» **DATA UNDER STUDY**
↓

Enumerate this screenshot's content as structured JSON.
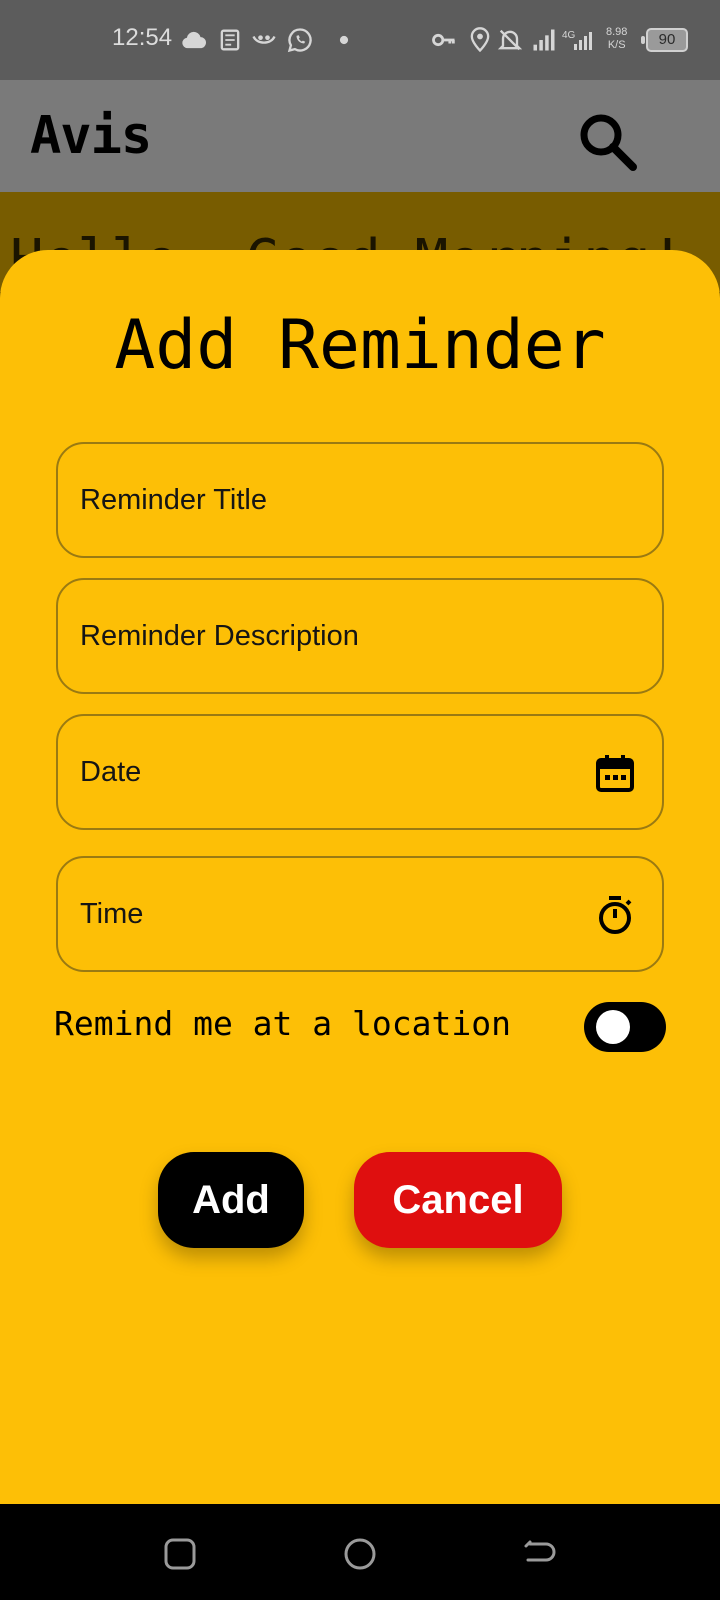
{
  "status_bar": {
    "time": "12:54",
    "speed_value": "8.98",
    "speed_unit": "K/S",
    "network": "4G",
    "battery": "90",
    "icons": [
      "cloud-icon",
      "sim-toolkit-icon",
      "app-notification-icon",
      "whatsapp-icon",
      "dot-icon",
      "vpn-key-icon",
      "location-icon",
      "notifications-off-icon",
      "signal-icon",
      "signal-4g-icon"
    ]
  },
  "app_bar": {
    "title": "Avis",
    "search_icon": "search-icon"
  },
  "background": {
    "greeting": "Hello, Good Morning!"
  },
  "dialog": {
    "title": "Add Reminder",
    "fields": {
      "title_placeholder": "Reminder Title",
      "description_placeholder": "Reminder Description",
      "date_placeholder": "Date",
      "date_icon": "calendar-icon",
      "time_placeholder": "Time",
      "time_icon": "stopwatch-icon"
    },
    "location_toggle": {
      "label": "Remind me at a location",
      "checked": false
    },
    "buttons": {
      "add": "Add",
      "cancel": "Cancel"
    }
  },
  "nav_bar": {
    "icons": [
      "recents-square-icon",
      "home-circle-icon",
      "back-arrow-icon"
    ]
  },
  "colors": {
    "sheet": "#fdbf06",
    "app_bar": "#7a7a7a",
    "cancel": "#df0f0f",
    "add": "#000000"
  }
}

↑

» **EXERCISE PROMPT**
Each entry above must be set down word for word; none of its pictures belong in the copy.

» **PROBLEM SOLUTION**
Enumerate this screenshot's content as structured JSON.
{
  "status_bar": {
    "time": "12:54",
    "speed_value": "8.98",
    "speed_unit": "K/S",
    "network": "4G",
    "battery": "90",
    "icons": [
      "cloud-icon",
      "sim-toolkit-icon",
      "app-notification-icon",
      "whatsapp-icon",
      "dot-icon",
      "vpn-key-icon",
      "location-icon",
      "notifications-off-icon",
      "signal-icon",
      "signal-4g-icon"
    ]
  },
  "app_bar": {
    "title": "Avis",
    "search_icon": "search-icon"
  },
  "background": {
    "greeting": "Hello, Good Morning!"
  },
  "dialog": {
    "title": "Add Reminder",
    "fields": {
      "title_placeholder": "Reminder Title",
      "description_placeholder": "Reminder Description",
      "date_placeholder": "Date",
      "date_icon": "calendar-icon",
      "time_placeholder": "Time",
      "time_icon": "stopwatch-icon"
    },
    "location_toggle": {
      "label": "Remind me at a location",
      "checked": false
    },
    "buttons": {
      "add": "Add",
      "cancel": "Cancel"
    }
  },
  "nav_bar": {
    "icons": [
      "recents-square-icon",
      "home-circle-icon",
      "back-arrow-icon"
    ]
  },
  "colors": {
    "sheet": "#fdbf06",
    "app_bar": "#7a7a7a",
    "cancel": "#df0f0f",
    "add": "#000000"
  }
}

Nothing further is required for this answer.